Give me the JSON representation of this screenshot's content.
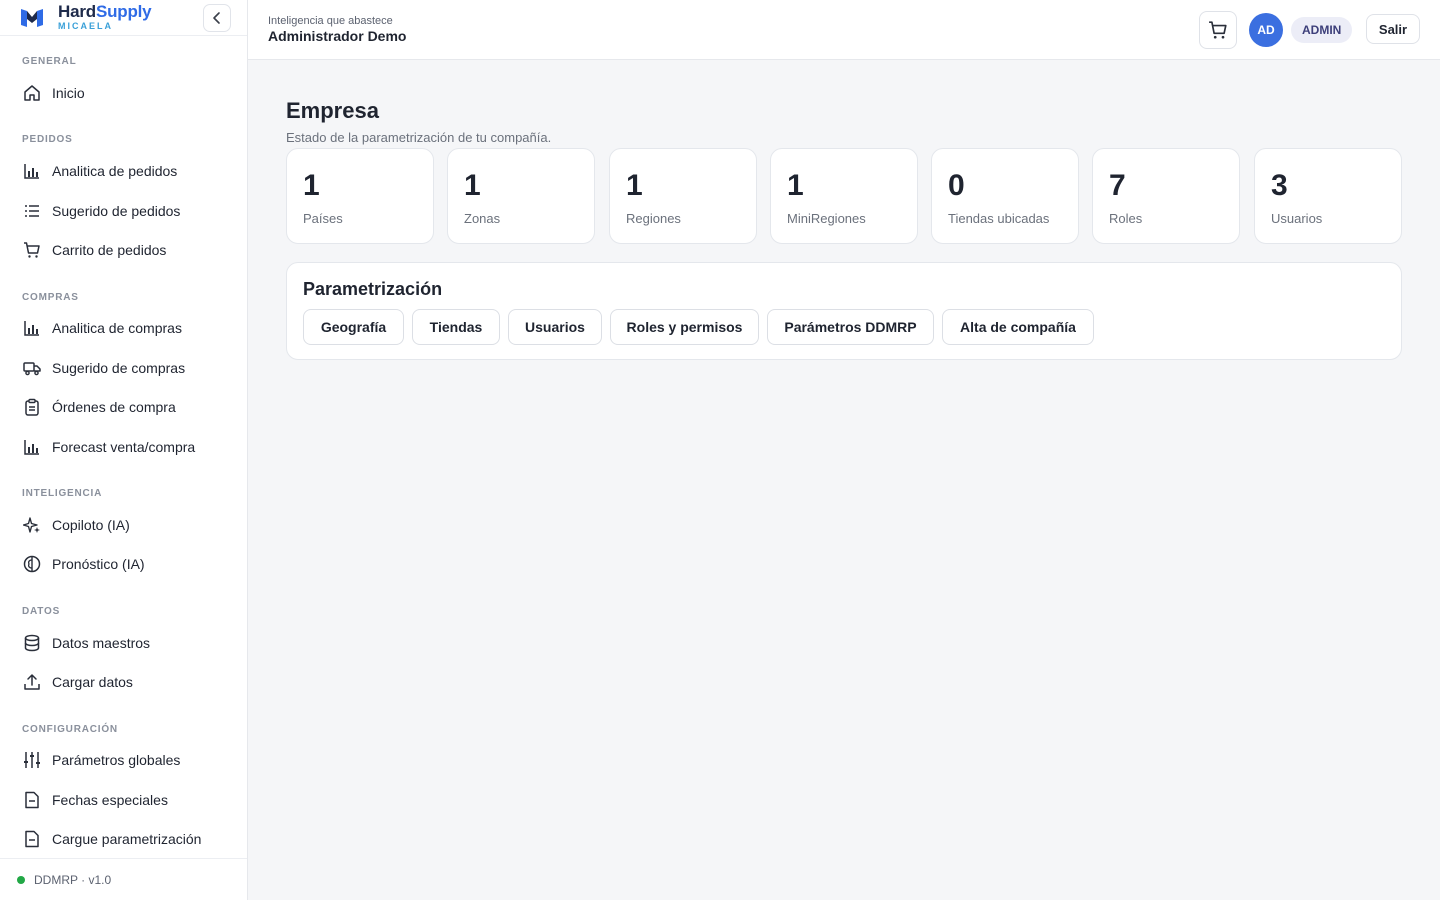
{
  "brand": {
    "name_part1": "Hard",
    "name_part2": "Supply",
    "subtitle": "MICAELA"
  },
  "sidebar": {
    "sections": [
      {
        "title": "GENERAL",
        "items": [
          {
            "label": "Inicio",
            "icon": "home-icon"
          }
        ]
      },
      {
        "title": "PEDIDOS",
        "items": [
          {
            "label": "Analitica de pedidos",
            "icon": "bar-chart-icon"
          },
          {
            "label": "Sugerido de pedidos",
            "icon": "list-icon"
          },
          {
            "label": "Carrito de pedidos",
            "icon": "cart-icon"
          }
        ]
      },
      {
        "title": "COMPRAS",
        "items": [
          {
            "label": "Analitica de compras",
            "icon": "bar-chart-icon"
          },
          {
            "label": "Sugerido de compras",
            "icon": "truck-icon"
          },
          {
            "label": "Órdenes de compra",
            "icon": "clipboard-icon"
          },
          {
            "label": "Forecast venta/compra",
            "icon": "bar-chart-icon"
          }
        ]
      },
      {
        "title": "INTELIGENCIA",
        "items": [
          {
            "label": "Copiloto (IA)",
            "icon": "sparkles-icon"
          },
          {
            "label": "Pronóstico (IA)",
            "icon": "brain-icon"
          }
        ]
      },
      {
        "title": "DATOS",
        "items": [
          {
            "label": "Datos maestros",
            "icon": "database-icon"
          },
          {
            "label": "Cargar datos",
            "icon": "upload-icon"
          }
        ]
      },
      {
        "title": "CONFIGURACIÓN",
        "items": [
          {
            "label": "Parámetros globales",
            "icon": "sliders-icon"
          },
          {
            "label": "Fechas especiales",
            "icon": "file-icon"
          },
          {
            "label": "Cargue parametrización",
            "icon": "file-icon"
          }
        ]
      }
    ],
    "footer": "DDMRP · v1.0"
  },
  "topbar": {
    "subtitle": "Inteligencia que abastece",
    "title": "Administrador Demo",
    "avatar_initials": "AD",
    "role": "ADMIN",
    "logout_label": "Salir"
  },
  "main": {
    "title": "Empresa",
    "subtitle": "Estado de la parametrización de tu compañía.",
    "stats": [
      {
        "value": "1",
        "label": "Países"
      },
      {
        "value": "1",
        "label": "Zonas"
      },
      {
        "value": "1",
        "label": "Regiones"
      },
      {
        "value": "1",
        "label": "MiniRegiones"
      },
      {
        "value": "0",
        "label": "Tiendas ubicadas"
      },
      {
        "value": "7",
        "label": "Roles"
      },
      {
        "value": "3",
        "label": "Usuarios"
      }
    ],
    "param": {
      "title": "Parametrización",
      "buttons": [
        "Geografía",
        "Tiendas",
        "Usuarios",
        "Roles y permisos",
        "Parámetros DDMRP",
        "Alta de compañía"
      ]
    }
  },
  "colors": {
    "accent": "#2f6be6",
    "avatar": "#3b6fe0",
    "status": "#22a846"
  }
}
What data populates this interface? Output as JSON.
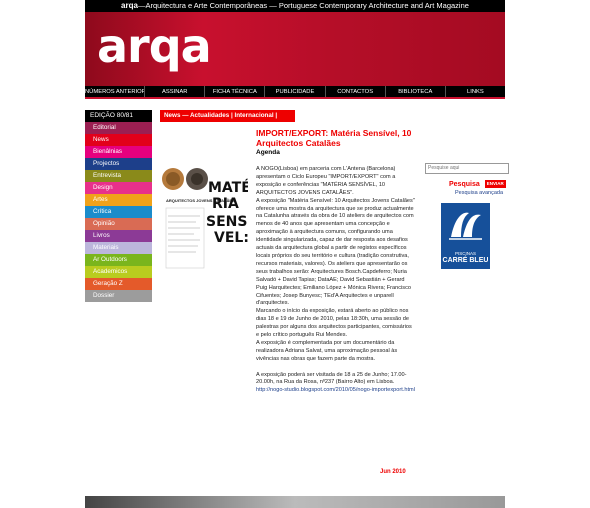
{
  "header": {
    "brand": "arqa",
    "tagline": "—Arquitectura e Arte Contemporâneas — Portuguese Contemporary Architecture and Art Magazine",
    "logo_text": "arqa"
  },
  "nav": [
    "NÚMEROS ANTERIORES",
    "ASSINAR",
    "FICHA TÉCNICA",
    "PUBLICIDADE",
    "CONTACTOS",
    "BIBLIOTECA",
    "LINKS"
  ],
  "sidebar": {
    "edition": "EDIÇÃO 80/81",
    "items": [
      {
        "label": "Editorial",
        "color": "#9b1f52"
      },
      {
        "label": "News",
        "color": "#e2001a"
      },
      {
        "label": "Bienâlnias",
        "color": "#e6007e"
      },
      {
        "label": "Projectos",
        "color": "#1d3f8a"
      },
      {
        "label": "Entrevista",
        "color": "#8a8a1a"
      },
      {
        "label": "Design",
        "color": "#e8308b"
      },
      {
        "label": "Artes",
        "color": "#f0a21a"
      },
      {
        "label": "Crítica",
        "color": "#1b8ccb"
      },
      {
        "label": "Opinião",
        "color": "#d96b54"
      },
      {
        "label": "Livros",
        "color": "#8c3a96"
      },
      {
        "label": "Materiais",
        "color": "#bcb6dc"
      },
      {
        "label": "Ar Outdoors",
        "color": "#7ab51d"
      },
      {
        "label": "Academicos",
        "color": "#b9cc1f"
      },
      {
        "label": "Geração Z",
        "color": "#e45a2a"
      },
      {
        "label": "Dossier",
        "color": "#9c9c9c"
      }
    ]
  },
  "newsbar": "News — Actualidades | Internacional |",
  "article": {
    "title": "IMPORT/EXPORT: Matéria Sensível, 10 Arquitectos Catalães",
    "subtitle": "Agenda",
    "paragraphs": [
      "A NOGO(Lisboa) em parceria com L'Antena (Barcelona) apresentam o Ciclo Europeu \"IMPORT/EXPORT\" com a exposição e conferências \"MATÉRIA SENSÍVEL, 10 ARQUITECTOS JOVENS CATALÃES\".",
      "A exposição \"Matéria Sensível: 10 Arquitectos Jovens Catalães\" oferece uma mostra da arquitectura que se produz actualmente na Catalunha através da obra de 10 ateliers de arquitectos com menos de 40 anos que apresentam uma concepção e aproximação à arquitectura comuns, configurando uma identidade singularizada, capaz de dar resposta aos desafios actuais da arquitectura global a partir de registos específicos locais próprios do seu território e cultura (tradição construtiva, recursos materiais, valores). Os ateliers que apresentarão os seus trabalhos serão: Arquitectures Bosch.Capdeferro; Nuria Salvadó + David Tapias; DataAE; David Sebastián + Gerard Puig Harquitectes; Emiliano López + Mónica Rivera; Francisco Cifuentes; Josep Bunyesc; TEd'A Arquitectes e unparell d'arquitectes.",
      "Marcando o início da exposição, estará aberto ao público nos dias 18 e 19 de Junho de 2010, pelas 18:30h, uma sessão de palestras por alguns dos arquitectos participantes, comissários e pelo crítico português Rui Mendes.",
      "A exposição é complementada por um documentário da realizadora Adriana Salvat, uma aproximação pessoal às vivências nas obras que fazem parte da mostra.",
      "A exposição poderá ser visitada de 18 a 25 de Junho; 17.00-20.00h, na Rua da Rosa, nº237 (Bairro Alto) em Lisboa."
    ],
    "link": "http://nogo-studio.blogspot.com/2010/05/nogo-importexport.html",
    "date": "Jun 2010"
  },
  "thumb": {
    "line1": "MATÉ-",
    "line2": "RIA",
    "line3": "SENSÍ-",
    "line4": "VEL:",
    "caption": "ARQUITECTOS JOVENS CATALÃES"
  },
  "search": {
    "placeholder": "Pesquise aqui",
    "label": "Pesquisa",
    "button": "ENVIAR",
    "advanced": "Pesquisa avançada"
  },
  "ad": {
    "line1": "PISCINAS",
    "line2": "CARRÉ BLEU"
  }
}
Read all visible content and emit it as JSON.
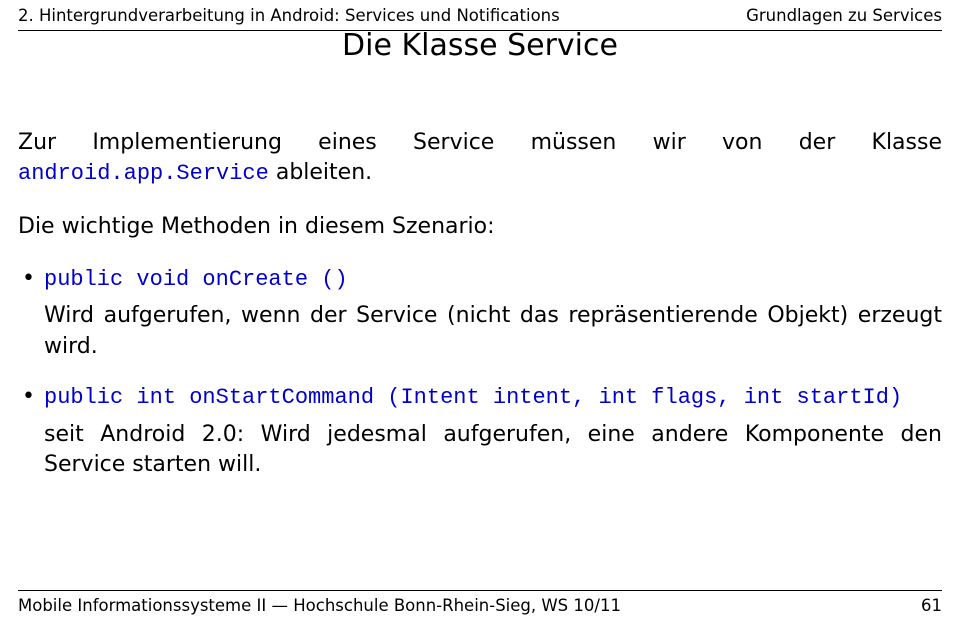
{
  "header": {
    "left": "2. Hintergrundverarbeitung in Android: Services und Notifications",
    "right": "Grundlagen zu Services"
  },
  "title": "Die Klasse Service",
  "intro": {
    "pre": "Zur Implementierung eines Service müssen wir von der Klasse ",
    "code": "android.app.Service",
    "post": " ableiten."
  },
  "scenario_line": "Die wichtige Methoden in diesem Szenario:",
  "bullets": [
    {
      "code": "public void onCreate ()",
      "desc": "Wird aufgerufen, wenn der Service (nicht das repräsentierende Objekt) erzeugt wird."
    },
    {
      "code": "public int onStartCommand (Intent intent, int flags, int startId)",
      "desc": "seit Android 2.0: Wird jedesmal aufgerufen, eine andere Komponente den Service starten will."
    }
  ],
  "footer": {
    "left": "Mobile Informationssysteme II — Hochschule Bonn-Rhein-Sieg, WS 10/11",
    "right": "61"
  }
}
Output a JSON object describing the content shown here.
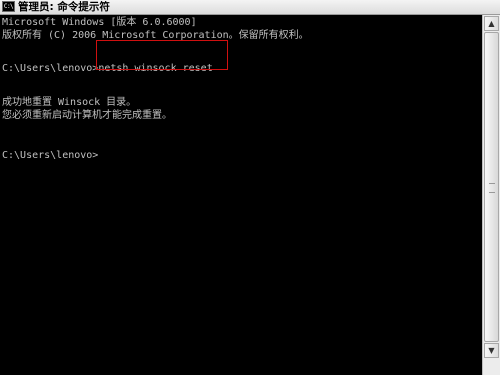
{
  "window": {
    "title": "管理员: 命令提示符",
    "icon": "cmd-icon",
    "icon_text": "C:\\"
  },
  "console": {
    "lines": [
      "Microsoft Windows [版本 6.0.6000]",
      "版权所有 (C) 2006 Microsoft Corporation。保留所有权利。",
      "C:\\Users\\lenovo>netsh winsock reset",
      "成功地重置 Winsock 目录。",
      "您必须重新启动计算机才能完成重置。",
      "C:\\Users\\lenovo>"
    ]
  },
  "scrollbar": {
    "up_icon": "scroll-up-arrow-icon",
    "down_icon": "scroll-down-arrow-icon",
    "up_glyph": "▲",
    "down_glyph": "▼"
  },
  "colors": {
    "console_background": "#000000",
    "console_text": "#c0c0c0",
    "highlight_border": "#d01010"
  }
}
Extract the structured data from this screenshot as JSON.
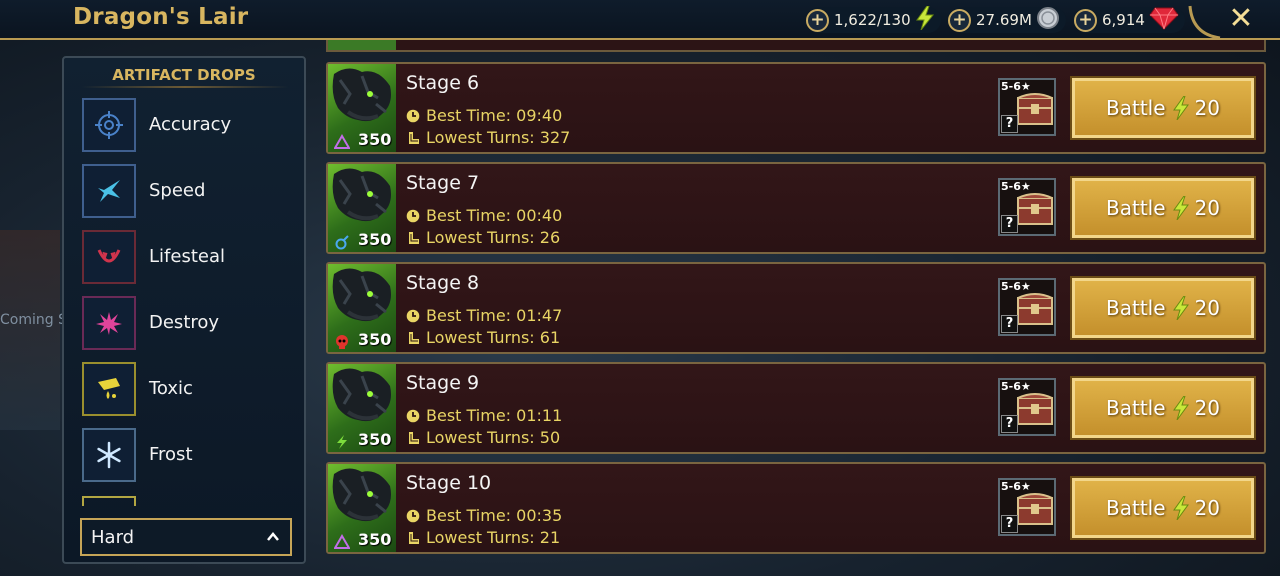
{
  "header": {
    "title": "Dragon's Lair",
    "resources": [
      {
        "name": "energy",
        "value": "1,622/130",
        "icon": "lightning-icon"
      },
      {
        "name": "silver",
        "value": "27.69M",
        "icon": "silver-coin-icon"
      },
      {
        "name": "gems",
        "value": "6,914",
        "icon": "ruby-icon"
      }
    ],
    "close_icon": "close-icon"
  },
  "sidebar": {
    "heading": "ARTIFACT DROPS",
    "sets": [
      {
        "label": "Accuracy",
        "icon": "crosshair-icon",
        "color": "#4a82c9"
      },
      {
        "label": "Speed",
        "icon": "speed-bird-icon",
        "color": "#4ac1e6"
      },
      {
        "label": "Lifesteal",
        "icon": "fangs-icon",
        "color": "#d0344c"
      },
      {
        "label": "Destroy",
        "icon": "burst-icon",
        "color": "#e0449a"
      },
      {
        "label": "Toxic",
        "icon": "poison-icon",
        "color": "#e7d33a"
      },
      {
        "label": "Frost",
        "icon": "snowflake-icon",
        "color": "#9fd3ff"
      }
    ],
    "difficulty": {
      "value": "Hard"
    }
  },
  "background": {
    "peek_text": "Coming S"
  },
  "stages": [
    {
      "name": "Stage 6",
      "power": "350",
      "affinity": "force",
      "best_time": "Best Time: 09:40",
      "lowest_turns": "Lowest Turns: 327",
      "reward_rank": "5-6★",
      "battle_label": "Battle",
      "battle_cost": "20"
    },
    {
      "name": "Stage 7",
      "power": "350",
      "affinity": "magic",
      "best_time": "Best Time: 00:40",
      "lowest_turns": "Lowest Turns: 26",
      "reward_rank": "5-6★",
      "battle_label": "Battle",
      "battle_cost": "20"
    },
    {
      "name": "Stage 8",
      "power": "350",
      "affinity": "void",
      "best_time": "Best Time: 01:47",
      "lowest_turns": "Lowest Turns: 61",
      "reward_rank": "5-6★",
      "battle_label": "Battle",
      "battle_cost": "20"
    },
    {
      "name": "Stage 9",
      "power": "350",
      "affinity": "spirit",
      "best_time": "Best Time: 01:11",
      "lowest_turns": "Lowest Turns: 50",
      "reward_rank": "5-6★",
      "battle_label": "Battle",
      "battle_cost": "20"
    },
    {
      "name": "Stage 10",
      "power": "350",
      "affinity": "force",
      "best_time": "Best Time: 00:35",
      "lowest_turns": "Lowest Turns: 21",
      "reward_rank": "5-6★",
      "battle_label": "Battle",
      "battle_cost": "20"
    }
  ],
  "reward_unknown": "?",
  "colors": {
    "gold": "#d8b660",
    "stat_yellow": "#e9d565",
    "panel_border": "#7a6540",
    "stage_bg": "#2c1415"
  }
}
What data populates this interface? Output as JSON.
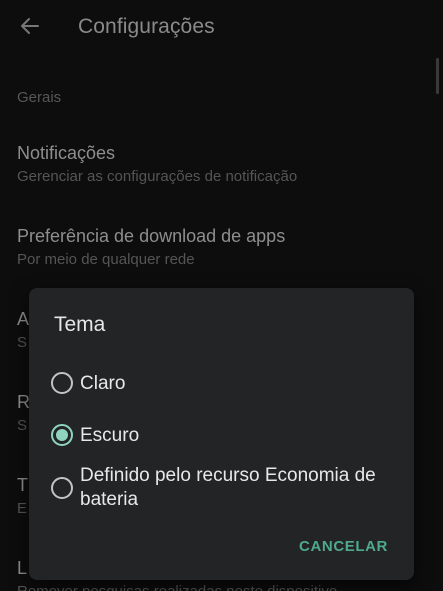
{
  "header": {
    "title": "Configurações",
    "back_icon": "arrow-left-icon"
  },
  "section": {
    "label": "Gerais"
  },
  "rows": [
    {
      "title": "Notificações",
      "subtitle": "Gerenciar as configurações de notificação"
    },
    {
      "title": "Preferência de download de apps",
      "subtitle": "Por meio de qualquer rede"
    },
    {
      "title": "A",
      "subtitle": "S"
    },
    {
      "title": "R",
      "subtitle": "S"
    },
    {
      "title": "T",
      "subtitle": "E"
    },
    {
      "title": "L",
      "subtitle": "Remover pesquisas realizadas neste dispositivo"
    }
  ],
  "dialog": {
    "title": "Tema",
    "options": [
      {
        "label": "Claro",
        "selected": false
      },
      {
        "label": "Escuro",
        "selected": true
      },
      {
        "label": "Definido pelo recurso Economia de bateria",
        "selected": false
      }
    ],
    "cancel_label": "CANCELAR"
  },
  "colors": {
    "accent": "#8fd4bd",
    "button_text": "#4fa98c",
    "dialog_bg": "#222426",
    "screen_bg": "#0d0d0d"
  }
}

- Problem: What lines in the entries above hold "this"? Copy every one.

- Exercise answer:
Give me the JSON representation of this screenshot's content.
What data populates this interface? Output as JSON.
Extract the structured data from this screenshot as JSON.
What data populates this interface? Output as JSON.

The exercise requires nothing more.